Sen. John McCain waits to speak during a campaign event at Faneuil Hall in Boston.

Darren McCollister/Getty Images

At most John McCain campaign stops, New Hampshire voters may see at least one hand-lettered sign that says "The Mac Is Back," or video screens touting McCain's 26 local newspaper endorsements. It makes it hard to believe that McCain's campaign seemed dead just a few months ago.

Now the McCain camp is focusing its energy on New Hampshire, where it's hammering home two messages: one, that New Hampshire voters can't be bought. The second message is that America "needs a practiced hand" to deal with the threats in Iraq, Afghanistan, and Pakistan.

The emphasis on money and foreign policy is no accident.

The campaign of former Massachusetts governor and Republican Mitt Romney has spent lavishly on ads attacking McCain's stance on immigration. McCain's needling also points to Romney's lack of international political experience.

A 90-year-old Republican voter, Charles McLean, says he would consider McCain over Romney. Lately, he has become convinced that McCain's international experience and patriotism trumps any shortcomings.

Independent voter Lynn Howard would not go that far, but the former teacher says she may end up voting for McCain.

"I had written him off frankly because of the immigration issue. But I am willing to look at him again, because I think we are in a war for survival and we need to face it," she said. "We need people with experience and people who can address the issues."

At town halls, an energized McCain highlights issues where he differs from his GOP rivals. He says he will make sure the U.S. never again engages in torture. McCain says he also would like to close the Guantanamo Bay prison.

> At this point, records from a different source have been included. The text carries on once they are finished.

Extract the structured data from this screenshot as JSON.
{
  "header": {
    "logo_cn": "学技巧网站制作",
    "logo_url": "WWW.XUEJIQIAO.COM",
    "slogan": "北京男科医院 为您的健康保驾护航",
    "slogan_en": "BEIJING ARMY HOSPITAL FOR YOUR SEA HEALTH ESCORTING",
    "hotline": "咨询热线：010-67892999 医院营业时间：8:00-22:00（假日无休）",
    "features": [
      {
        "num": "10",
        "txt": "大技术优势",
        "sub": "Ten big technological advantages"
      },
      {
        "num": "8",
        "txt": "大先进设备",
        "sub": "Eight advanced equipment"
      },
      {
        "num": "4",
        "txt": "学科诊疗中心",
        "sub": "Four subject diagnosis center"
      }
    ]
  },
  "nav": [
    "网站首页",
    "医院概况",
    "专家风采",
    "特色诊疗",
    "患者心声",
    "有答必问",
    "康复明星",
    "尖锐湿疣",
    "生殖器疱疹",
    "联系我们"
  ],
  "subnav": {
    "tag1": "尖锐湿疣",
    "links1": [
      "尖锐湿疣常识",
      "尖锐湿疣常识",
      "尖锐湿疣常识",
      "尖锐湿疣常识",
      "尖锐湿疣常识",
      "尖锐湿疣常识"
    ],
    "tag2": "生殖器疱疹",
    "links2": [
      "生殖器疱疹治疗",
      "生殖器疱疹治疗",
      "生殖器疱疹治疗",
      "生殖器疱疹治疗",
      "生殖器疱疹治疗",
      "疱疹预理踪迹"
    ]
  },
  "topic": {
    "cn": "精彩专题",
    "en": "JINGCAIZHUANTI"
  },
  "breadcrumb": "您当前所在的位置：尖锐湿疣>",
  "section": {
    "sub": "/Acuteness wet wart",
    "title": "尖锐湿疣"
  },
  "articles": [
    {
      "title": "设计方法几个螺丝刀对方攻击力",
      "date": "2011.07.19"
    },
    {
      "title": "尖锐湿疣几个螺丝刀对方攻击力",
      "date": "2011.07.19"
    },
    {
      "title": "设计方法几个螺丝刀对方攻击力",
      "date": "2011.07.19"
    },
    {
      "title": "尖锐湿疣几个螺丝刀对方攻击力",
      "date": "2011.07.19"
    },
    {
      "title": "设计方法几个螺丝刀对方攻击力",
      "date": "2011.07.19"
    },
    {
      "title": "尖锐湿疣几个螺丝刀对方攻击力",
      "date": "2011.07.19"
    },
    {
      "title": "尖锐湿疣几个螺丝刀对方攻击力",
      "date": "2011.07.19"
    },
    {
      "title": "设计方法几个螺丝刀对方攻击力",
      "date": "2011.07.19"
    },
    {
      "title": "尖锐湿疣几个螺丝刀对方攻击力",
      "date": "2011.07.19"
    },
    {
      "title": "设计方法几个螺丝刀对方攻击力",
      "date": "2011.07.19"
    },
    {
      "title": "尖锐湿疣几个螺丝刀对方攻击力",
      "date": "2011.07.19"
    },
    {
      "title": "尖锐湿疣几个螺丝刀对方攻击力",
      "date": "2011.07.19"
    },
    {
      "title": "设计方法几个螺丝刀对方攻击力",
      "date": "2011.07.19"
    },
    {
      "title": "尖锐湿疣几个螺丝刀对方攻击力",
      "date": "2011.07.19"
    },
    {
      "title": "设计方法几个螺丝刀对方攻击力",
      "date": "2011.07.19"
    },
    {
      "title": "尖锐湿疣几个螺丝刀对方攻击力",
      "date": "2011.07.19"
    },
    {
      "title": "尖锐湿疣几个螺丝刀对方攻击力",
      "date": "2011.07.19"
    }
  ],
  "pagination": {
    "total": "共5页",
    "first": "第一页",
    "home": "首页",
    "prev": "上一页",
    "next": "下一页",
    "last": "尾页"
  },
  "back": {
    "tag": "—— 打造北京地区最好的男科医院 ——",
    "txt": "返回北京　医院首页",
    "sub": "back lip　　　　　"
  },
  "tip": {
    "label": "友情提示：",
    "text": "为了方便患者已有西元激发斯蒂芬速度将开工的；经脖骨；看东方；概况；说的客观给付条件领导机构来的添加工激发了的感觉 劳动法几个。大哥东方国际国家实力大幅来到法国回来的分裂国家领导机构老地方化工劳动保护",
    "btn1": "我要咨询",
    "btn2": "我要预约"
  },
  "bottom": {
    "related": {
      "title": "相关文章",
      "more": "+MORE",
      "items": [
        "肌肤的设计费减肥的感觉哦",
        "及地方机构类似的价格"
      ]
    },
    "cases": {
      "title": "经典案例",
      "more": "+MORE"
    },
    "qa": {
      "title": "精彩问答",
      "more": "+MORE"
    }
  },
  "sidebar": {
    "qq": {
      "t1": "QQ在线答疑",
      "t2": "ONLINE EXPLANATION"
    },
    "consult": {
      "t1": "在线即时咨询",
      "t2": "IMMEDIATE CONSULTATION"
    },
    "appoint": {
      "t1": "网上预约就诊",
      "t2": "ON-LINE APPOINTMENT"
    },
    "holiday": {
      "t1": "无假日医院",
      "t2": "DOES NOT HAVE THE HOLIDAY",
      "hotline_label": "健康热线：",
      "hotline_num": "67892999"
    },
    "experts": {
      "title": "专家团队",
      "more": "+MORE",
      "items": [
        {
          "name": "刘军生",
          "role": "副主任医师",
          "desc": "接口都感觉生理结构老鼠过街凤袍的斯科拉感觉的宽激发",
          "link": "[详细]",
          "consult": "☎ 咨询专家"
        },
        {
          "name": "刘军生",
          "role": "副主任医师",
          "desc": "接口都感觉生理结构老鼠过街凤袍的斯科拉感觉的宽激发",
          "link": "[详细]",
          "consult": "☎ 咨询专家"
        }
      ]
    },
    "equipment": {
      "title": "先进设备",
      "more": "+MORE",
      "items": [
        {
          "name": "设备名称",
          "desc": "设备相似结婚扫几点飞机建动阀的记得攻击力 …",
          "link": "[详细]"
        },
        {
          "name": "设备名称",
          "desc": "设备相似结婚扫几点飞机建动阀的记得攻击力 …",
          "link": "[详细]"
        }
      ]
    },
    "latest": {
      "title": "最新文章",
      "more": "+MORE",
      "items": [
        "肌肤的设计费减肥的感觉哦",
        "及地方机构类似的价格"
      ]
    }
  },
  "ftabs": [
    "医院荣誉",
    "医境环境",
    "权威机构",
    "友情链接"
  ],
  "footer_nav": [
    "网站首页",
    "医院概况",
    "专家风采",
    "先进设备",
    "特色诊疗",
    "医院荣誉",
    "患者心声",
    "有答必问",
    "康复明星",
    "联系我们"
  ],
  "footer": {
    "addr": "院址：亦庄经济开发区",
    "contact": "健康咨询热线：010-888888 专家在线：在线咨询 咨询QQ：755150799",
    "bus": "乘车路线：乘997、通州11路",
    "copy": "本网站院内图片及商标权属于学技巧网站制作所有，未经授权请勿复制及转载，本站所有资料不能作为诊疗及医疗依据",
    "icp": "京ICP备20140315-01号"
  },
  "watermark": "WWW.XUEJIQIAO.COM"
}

McCain has also been concentrating on the independent voters who carried him to an upset win over then-Gov. George Bush in New Hampshire in 2000. He seems aware that dissatisfaction within the Republican field has brought him back into contention. Here's how he put it to a packed VFW hall in Merrimack:

"We have had a Lazarus-like experience at least in the minds of some observers. In fact, I told one of them the other day, "I feel like Will Smith in I Am Legend. You know I'm the last guy standing who is not a zombie."

John McCain will be appearing in New Hampshire all week, apart from a one day trip to Iowa on the eve of the caucuses.